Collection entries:
_____

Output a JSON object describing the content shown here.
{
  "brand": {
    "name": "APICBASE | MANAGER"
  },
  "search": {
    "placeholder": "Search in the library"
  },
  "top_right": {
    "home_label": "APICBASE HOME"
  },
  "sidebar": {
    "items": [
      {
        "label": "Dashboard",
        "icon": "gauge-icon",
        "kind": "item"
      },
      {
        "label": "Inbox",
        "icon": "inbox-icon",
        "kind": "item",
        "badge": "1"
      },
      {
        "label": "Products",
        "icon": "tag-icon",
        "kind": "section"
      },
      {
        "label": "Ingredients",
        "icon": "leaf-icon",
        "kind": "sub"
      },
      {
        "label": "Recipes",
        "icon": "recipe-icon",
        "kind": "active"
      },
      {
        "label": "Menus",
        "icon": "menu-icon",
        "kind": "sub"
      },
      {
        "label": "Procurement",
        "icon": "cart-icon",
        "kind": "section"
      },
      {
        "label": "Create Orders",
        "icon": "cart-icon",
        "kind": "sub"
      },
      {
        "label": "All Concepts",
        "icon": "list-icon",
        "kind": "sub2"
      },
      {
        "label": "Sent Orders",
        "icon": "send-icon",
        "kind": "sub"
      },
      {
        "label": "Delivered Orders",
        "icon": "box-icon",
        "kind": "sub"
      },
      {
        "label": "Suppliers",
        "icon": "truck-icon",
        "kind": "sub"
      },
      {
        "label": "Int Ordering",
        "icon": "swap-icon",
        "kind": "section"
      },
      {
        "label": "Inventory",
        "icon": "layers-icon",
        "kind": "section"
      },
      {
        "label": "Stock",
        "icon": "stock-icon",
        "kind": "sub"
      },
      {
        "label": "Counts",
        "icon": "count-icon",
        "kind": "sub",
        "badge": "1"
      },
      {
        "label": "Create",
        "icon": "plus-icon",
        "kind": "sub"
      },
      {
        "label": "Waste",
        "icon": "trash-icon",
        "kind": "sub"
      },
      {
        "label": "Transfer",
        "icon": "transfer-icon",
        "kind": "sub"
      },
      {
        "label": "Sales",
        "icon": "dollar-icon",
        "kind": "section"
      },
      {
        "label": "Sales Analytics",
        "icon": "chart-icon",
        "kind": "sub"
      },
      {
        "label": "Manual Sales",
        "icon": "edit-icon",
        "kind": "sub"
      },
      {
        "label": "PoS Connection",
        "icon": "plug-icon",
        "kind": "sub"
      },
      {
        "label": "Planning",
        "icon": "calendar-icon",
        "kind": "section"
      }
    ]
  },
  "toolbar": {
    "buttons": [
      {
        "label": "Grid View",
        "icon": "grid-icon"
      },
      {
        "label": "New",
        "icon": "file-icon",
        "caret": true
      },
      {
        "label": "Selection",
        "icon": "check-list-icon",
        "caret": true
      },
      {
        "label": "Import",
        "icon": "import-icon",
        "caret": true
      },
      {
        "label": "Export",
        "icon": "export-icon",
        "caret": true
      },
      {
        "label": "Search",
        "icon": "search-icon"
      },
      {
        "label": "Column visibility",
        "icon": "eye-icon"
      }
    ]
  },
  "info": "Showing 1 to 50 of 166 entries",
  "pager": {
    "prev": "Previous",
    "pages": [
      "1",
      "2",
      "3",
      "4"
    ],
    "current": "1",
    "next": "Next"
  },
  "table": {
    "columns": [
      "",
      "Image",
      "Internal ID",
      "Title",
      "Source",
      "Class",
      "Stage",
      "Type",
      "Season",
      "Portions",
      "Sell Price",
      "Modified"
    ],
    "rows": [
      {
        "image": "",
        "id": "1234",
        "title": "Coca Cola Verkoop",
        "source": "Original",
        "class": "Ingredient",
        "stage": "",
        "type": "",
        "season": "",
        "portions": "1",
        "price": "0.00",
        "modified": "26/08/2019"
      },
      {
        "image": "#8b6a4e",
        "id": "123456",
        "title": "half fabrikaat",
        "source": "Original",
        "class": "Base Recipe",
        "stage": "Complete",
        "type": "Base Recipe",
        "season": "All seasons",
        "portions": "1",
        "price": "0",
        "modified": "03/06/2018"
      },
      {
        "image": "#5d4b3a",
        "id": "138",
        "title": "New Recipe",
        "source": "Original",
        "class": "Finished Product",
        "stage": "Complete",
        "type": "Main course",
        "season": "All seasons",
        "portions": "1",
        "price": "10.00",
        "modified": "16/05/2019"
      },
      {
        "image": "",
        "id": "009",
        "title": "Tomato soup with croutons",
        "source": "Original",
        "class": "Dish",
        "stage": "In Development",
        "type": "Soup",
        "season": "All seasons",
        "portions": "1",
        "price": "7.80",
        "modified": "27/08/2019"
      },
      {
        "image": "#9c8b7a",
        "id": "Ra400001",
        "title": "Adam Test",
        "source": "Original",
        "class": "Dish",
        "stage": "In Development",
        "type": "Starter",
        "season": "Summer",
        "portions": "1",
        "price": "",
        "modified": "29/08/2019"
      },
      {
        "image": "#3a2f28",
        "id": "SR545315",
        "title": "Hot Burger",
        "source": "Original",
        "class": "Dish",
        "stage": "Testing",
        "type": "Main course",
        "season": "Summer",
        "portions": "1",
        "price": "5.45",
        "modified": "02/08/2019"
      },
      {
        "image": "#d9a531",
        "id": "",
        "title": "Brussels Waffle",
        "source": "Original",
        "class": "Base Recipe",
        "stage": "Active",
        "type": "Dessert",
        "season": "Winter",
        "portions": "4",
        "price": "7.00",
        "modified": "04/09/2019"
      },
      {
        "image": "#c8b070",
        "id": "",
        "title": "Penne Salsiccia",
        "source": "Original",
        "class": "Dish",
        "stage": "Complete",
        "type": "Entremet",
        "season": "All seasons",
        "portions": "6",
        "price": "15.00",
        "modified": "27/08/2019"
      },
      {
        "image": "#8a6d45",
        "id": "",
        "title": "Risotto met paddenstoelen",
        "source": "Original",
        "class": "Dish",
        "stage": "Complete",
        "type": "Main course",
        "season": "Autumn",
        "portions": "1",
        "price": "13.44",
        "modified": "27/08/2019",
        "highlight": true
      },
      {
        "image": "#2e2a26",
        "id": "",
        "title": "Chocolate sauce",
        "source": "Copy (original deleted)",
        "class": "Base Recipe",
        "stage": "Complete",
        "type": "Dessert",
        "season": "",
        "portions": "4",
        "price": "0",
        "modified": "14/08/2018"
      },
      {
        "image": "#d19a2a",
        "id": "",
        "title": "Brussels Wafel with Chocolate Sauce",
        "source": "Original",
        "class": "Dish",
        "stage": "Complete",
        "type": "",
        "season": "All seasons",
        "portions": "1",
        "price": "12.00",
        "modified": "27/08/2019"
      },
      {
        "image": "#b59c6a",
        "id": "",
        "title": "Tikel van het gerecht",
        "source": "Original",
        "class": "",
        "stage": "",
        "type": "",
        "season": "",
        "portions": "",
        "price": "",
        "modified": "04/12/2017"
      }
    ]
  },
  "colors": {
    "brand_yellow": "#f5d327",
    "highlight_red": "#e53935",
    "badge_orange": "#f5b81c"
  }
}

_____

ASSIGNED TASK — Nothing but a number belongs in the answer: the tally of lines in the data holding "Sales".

REPLY — 3